He is totally against drawing from imagination. Instead, you should reference and “steal” from other artists you admire, which is any art that makes you go, “Yes! I want to do that!” In the past, my otaku (anime loving) self really wanted to work on the anime/manga style, but it screwed me and my confidence up so bad. Some people do amazing anime art, but I am just not one of those people mostly because some of the styles even from my favorite artists, wasn’t what I really wanted to do. It took a while for the real artist in me to dig out of the pile of manga and let me know that they wanted to be more of an illustrator so they could create work that was more conceptual or evoked a story/ambience.

One artist who really caught my attention and lit that spark under my ass was Nan Fe , a dark fantasy/horror artist from Singapore.

love lockdown by Nan Fe

Most of Nan Fe’s art has a dark mood that is sensual, macabre, gloomy, mystical; I could go on, but these are the moods I want to embody in my work. I am IN LOVE with her art. The piece she made here is based on the COVID19 crisis. I sense so much doom and vulnerability from this piece combined with a genuine desire to reconnect again. Love it.

Another artist who inspires me and is actually a new discovery while I was looking for references for my new project is Denis Forkas Kostromitin

Death and the Maiden by Denis Forkas

There’s something about Denis’s art that gives off almost an Italian renaissance atmosphere braided with metaphysical and occult symbolism. Studying Denis’s art helped be develop a better understanding of value, mood, texture, and even realizing that the cliche “less is more” actually works. This article, displays more of his work.

After I found a few artists that inspire, the next question was, “Where do I start?” I’ve never been much of a painter, but always wanted to try. Sketching was more my schtick, so going out of my comfort zone was intimidating until I found another art teacher on YouTube: Marco Bucci

I watched a few of his “10 Minutes To Better Painting” series and felt less and less afraid with each lesson. I was doing less overthinking and doing more critical thinking. Marco really is an excellent teacher with a very “teacher” sense of humor, but I couldn’t be more grateful that I came across him.

Since finding all these artists, painting hasn’t been excruciating. Now I’m just exploring and learning.

Poetry as Painting Prompts

After I published my horror short story “Autonomy Bleeds Black” (Available on Kindle, Barnes and Noble, Apple Books, Scribd, and more) I really wanted to create some illustration for it, but I wasn’t confident. This is as far as I got and I never shared the completion of the work because I changed the story a bit.

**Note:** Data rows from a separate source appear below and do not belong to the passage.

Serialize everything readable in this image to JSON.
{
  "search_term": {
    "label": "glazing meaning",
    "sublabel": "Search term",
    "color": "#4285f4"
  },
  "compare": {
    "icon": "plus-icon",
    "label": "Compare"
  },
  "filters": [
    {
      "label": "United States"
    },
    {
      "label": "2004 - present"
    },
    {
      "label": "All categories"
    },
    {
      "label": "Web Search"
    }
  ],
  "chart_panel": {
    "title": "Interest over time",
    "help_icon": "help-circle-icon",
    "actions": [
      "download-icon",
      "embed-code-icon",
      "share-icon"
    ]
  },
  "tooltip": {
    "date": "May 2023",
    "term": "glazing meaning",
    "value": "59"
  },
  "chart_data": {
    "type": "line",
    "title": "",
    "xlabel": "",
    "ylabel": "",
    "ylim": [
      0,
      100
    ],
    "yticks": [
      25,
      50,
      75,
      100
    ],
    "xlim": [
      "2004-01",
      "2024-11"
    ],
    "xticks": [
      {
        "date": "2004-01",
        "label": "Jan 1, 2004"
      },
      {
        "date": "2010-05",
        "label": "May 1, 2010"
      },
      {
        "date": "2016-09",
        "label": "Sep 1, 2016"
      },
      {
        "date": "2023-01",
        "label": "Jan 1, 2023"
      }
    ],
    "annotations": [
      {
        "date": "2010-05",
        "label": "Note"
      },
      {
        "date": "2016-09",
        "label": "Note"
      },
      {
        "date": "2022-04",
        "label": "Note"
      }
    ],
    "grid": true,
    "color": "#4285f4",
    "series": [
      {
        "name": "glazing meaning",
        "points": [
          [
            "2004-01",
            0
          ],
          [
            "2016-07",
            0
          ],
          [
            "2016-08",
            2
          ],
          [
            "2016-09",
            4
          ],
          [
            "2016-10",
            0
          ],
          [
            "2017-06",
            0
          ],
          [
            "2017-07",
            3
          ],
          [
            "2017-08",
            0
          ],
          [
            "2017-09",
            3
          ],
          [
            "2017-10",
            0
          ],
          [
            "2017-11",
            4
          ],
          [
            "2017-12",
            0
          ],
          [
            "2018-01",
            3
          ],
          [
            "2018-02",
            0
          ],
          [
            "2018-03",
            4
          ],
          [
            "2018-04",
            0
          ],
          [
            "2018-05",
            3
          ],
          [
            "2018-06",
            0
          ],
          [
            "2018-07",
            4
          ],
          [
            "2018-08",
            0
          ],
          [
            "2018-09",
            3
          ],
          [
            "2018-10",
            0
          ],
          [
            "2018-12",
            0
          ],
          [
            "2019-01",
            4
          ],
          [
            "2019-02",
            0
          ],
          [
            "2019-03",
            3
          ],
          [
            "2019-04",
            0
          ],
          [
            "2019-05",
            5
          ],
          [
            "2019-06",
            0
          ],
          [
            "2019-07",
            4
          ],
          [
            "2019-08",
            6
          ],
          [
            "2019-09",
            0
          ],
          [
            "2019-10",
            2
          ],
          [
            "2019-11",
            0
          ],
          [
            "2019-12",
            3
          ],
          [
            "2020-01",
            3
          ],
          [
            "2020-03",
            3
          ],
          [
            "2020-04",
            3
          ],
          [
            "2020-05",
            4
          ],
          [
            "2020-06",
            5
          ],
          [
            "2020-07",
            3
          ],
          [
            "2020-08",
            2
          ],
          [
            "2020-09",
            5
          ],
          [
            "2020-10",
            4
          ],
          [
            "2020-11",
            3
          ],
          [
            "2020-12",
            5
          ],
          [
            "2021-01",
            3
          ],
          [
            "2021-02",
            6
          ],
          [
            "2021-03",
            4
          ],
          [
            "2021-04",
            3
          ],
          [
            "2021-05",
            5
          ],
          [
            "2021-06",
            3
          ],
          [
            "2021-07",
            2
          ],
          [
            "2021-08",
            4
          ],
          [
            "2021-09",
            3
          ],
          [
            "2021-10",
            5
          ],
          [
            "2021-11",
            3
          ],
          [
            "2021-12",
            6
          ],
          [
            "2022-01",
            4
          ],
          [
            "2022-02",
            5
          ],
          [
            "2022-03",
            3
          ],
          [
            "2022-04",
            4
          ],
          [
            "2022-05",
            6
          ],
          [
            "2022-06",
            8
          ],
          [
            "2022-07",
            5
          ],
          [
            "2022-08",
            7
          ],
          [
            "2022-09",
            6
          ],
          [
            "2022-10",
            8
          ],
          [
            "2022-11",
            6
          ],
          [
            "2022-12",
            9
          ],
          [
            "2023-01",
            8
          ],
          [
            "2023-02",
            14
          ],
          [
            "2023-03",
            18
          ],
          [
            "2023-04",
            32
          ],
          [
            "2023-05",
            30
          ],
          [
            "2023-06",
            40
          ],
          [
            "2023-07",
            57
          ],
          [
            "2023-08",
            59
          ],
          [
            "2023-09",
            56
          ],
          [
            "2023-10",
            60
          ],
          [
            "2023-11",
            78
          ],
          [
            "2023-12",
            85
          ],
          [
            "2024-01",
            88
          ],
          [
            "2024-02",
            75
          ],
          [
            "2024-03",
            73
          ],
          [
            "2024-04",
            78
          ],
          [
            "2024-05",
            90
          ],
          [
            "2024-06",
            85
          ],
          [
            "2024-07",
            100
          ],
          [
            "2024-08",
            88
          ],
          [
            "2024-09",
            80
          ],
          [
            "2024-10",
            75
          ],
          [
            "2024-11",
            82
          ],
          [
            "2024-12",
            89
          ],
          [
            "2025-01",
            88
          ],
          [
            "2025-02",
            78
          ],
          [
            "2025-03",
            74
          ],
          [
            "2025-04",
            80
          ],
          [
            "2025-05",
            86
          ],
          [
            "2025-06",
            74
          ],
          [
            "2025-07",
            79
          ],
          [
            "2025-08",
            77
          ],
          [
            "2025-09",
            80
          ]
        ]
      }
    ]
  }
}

So, to build up my confidence, I’m using some of my dark poetry pieces as painting prompts. Like I said, I’ve been having a lot of fun learning and exploring painting rather than pressuring myself and hope to share the journey with you all.

Thanks for reading. Be well and if you’re a budding or experienced artist, comment below, I would love any advice or artist recommendations.